Friday, May 19, 2006

My dear friend Joe Miller died last night. Joe lived a glorious life, and if there is glory after life he is shining in it now.

Joe was a paratrooper on D-Day. A Kentucky Colonel. The head of a large division of the American Medical Association in Chicago. A stern father. A kindly and generous grandfather. An interesting husband for two terrific women. Joe's first wife died right about the same time as his best friend, a doctor in Astoria. Joe and his best friend's wife found comfort with each other, and for the last 15 years or so Joe and Edith Henningsgaard Miller have been nearly inseparable.

I met Joe in 1997, when we were both appointed by Mayor Van Dusen as "ex-officio" members of the newly formed Astoria Arts Commission. It was a mess. Months of talking but no action. No plan for action. No money for action. During one session my rolling eyeballs met Joe's rolling eyeballs, and it was friends at first sight. We began with a shared impatience for process and a desire to just get on with It, whatever It is.

Joe found a languishing 501(c)3, Astoria Visual Arts, and we took it over. Joe raised nine-tenths of the money to repaint the mural at Fort Astoria, and to rebuild the fence and upgrade the landscaping. Joe stayed on as chair and raised the bulk of the money during the first two years of the AVA Gallery.

Over the few years I knew Joe, we had lunch about once a month and talked on the phone in between. We passed some emails during the winter months he and Edith spent in Florida. There wasn't a subject Joe didn't have some interest in. He was a most trusted confidant in a very small town.

I've missed Joe very much the last few weeks. I wanted to talk with him about the campaign but I knew he was too ill to be bothered. His was one of the voices, one of the lives I carried for courage and determination and good behavior.

My granddaddy, Albert Wohlstetter, Lucian Marquis, Joe Miller: the older men who brought me wisdom, taught me treasures, always thought of me as a young woman no matter how old I became.

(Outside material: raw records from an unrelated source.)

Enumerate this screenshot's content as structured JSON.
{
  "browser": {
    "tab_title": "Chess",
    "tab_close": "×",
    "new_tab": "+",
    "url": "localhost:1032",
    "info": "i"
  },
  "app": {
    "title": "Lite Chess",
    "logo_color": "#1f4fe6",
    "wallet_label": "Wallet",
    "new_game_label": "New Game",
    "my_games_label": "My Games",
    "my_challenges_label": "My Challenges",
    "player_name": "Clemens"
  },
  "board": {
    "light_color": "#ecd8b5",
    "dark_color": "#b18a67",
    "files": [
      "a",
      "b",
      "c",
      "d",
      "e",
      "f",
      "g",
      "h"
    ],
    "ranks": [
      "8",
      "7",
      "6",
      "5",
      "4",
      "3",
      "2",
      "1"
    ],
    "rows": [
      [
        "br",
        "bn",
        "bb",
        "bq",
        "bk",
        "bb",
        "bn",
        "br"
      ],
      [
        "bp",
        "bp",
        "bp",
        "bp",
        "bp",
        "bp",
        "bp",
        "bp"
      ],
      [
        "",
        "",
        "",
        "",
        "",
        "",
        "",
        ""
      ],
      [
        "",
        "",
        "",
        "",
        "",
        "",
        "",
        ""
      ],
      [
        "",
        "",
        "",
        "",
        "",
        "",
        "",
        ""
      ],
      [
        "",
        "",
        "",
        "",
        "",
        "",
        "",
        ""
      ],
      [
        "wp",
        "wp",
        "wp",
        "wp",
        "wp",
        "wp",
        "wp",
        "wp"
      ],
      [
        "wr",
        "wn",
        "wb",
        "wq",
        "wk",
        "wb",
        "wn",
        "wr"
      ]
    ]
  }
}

Joe Miller is one of the few people who will be with me forever. It was an honor to know him and to be thought of as his friend. So long, Joe. You are missed.